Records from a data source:
**********

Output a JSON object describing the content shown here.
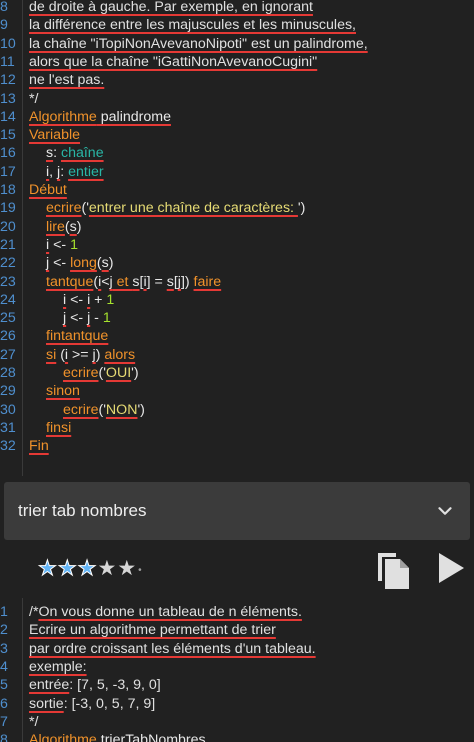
{
  "top_editor": {
    "lines": [
      {
        "n": "8",
        "indent": 0,
        "tokens": [
          {
            "t": "de droite à gauche. Par exemple, en ignorant",
            "c": "cm",
            "u": true
          }
        ]
      },
      {
        "n": "9",
        "indent": 0,
        "tokens": [
          {
            "t": "la différence entre les majuscules et les minuscules,",
            "c": "cm",
            "u": true
          }
        ]
      },
      {
        "n": "10",
        "indent": 0,
        "tokens": [
          {
            "t": "la chaîne \"iTopiNonAvevanoNipoti\" est un palindrome,",
            "c": "cm",
            "u": true
          }
        ]
      },
      {
        "n": "11",
        "indent": 0,
        "tokens": [
          {
            "t": "alors que la chaîne \"iGattiNonAvevanoCugini\"",
            "c": "cm",
            "u": true
          }
        ]
      },
      {
        "n": "12",
        "indent": 0,
        "tokens": [
          {
            "t": "ne l'est pas.",
            "c": "cm",
            "u": true
          }
        ]
      },
      {
        "n": "13",
        "indent": 0,
        "tokens": [
          {
            "t": "*/",
            "c": "cm",
            "u": false
          }
        ]
      },
      {
        "n": "14",
        "indent": 0,
        "tokens": [
          {
            "t": "Algorithme",
            "c": "kw",
            "u": true
          },
          {
            "t": " palindrome",
            "c": "id",
            "u": true
          }
        ]
      },
      {
        "n": "15",
        "indent": 0,
        "tokens": [
          {
            "t": "Variable",
            "c": "kw",
            "u": true
          }
        ]
      },
      {
        "n": "16",
        "indent": 1,
        "tokens": [
          {
            "t": "s",
            "c": "id",
            "u": true
          },
          {
            "t": ": ",
            "c": "op",
            "u": false
          },
          {
            "t": "chaîne",
            "c": "ty",
            "u": true
          }
        ]
      },
      {
        "n": "17",
        "indent": 1,
        "tokens": [
          {
            "t": "i",
            "c": "id",
            "u": true
          },
          {
            "t": ", ",
            "c": "op",
            "u": false
          },
          {
            "t": "j",
            "c": "id",
            "u": true
          },
          {
            "t": ": ",
            "c": "op",
            "u": false
          },
          {
            "t": "entier",
            "c": "ty",
            "u": true
          }
        ]
      },
      {
        "n": "18",
        "indent": 0,
        "tokens": [
          {
            "t": "Début",
            "c": "kw",
            "u": true
          }
        ]
      },
      {
        "n": "19",
        "indent": 1,
        "tokens": [
          {
            "t": "ecrire",
            "c": "kw",
            "u": true
          },
          {
            "t": "('",
            "c": "op",
            "u": false
          },
          {
            "t": "entrer une chaîne de caractères: ",
            "c": "st",
            "u": true
          },
          {
            "t": "')",
            "c": "op",
            "u": false
          }
        ]
      },
      {
        "n": "20",
        "indent": 1,
        "tokens": [
          {
            "t": "lire",
            "c": "kw",
            "u": true
          },
          {
            "t": "(",
            "c": "op",
            "u": false
          },
          {
            "t": "s",
            "c": "id",
            "u": true
          },
          {
            "t": ")",
            "c": "op",
            "u": false
          }
        ]
      },
      {
        "n": "21",
        "indent": 1,
        "tokens": [
          {
            "t": "i",
            "c": "id",
            "u": true
          },
          {
            "t": " <- ",
            "c": "op",
            "u": false
          },
          {
            "t": "1",
            "c": "nu",
            "u": false
          }
        ]
      },
      {
        "n": "22",
        "indent": 1,
        "tokens": [
          {
            "t": "j",
            "c": "id",
            "u": true
          },
          {
            "t": " <- ",
            "c": "op",
            "u": false
          },
          {
            "t": "long",
            "c": "kw",
            "u": true
          },
          {
            "t": "(",
            "c": "op",
            "u": false
          },
          {
            "t": "s",
            "c": "id",
            "u": true
          },
          {
            "t": ")",
            "c": "op",
            "u": false
          }
        ]
      },
      {
        "n": "23",
        "indent": 1,
        "tokens": [
          {
            "t": "tantque",
            "c": "kw",
            "u": true
          },
          {
            "t": "(",
            "c": "op",
            "u": false
          },
          {
            "t": "i",
            "c": "id",
            "u": true
          },
          {
            "t": "<",
            "c": "op",
            "u": false
          },
          {
            "t": "j",
            "c": "id",
            "u": true
          },
          {
            "t": " et ",
            "c": "kw",
            "u": true
          },
          {
            "t": "s",
            "c": "id",
            "u": true
          },
          {
            "t": "[",
            "c": "op",
            "u": false
          },
          {
            "t": "i",
            "c": "id",
            "u": true
          },
          {
            "t": "] = ",
            "c": "op",
            "u": false
          },
          {
            "t": "s",
            "c": "id",
            "u": true
          },
          {
            "t": "[",
            "c": "op",
            "u": false
          },
          {
            "t": "j",
            "c": "id",
            "u": true
          },
          {
            "t": "]) ",
            "c": "op",
            "u": false
          },
          {
            "t": "faire",
            "c": "kw",
            "u": true
          }
        ]
      },
      {
        "n": "24",
        "indent": 2,
        "tokens": [
          {
            "t": "i",
            "c": "id",
            "u": true
          },
          {
            "t": " <- ",
            "c": "op",
            "u": false
          },
          {
            "t": "i",
            "c": "id",
            "u": true
          },
          {
            "t": " + ",
            "c": "op",
            "u": false
          },
          {
            "t": "1",
            "c": "nu",
            "u": false
          }
        ]
      },
      {
        "n": "25",
        "indent": 2,
        "tokens": [
          {
            "t": "j",
            "c": "id",
            "u": true
          },
          {
            "t": " <- ",
            "c": "op",
            "u": false
          },
          {
            "t": "j",
            "c": "id",
            "u": true
          },
          {
            "t": " - ",
            "c": "op",
            "u": false
          },
          {
            "t": "1",
            "c": "nu",
            "u": false
          }
        ]
      },
      {
        "n": "26",
        "indent": 1,
        "tokens": [
          {
            "t": "fintantque",
            "c": "kw",
            "u": true
          }
        ]
      },
      {
        "n": "27",
        "indent": 1,
        "tokens": [
          {
            "t": "si",
            "c": "kw",
            "u": true
          },
          {
            "t": " (",
            "c": "op",
            "u": false
          },
          {
            "t": "i",
            "c": "id",
            "u": true
          },
          {
            "t": " >= ",
            "c": "op",
            "u": false
          },
          {
            "t": "j",
            "c": "id",
            "u": true
          },
          {
            "t": ") ",
            "c": "op",
            "u": false
          },
          {
            "t": "alors",
            "c": "kw",
            "u": true
          }
        ]
      },
      {
        "n": "28",
        "indent": 2,
        "tokens": [
          {
            "t": "ecrire",
            "c": "kw",
            "u": true
          },
          {
            "t": "('",
            "c": "op",
            "u": false
          },
          {
            "t": "OUI",
            "c": "st",
            "u": true
          },
          {
            "t": "')",
            "c": "op",
            "u": false
          }
        ]
      },
      {
        "n": "29",
        "indent": 1,
        "tokens": [
          {
            "t": "sinon",
            "c": "kw",
            "u": true
          }
        ]
      },
      {
        "n": "30",
        "indent": 2,
        "tokens": [
          {
            "t": "ecrire",
            "c": "kw",
            "u": true
          },
          {
            "t": "('",
            "c": "op",
            "u": false
          },
          {
            "t": "NON",
            "c": "st",
            "u": true
          },
          {
            "t": "')",
            "c": "op",
            "u": false
          }
        ]
      },
      {
        "n": "31",
        "indent": 1,
        "tokens": [
          {
            "t": "finsi",
            "c": "kw",
            "u": true
          }
        ]
      },
      {
        "n": "32",
        "indent": 0,
        "tokens": [
          {
            "t": "Fin",
            "c": "kw",
            "u": true
          }
        ]
      }
    ]
  },
  "dropdown": {
    "selected": "trier tab nombres",
    "icon": "chevron-down-icon"
  },
  "toolbar": {
    "rating": 3,
    "rating_max": 5,
    "copy_icon": "copy-icon",
    "run_icon": "play-icon"
  },
  "bottom_editor": {
    "lines": [
      {
        "n": "1",
        "indent": 0,
        "tokens": [
          {
            "t": "/*",
            "c": "cm",
            "u": false
          },
          {
            "t": "On vous donne un tableau de n éléments.",
            "c": "cm",
            "u": true
          }
        ]
      },
      {
        "n": "2",
        "indent": 0,
        "tokens": [
          {
            "t": " Ecrire un algorithme permettant  de trier",
            "c": "cm",
            "u": true
          }
        ]
      },
      {
        "n": "3",
        "indent": 0,
        "tokens": [
          {
            "t": "  par ordre croissant les éléments  d'un tableau.",
            "c": "cm",
            "u": true
          }
        ]
      },
      {
        "n": "4",
        "indent": 0,
        "tokens": [
          {
            "t": "exemple:",
            "c": "cm",
            "u": true
          }
        ]
      },
      {
        "n": "5",
        "indent": 0,
        "tokens": [
          {
            "t": "entrée",
            "c": "cm",
            "u": true
          },
          {
            "t": ": [7, 5, -3, 9, 0]",
            "c": "cm",
            "u": false
          }
        ]
      },
      {
        "n": "6",
        "indent": 0,
        "tokens": [
          {
            "t": "sortie",
            "c": "cm",
            "u": true
          },
          {
            "t": ": [-3, 0, 5, 7, 9]",
            "c": "cm",
            "u": false
          }
        ]
      },
      {
        "n": "7",
        "indent": 0,
        "tokens": [
          {
            "t": "*/",
            "c": "cm",
            "u": false
          }
        ]
      },
      {
        "n": "8",
        "indent": 0,
        "tokens": [
          {
            "t": "Algorithme",
            "c": "kw",
            "u": true
          },
          {
            "t": " trier",
            "c": "id",
            "u": true
          },
          {
            "t": "TabNombres",
            "c": "id",
            "u": true
          }
        ]
      }
    ]
  },
  "colors": {
    "background": "#212121",
    "line_numbers": "#4f8fce",
    "keyword": "#f0922b",
    "type": "#29b6a6",
    "string": "#e6db74",
    "number": "#a6e22e",
    "squiggle": "#e53935",
    "star_active": "#64b5f6"
  }
}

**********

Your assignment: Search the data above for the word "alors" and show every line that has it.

Answer section:
            "t": "alors que la chaîne \"iGattiNonAvevanoCugini\"",
            "t": "alors",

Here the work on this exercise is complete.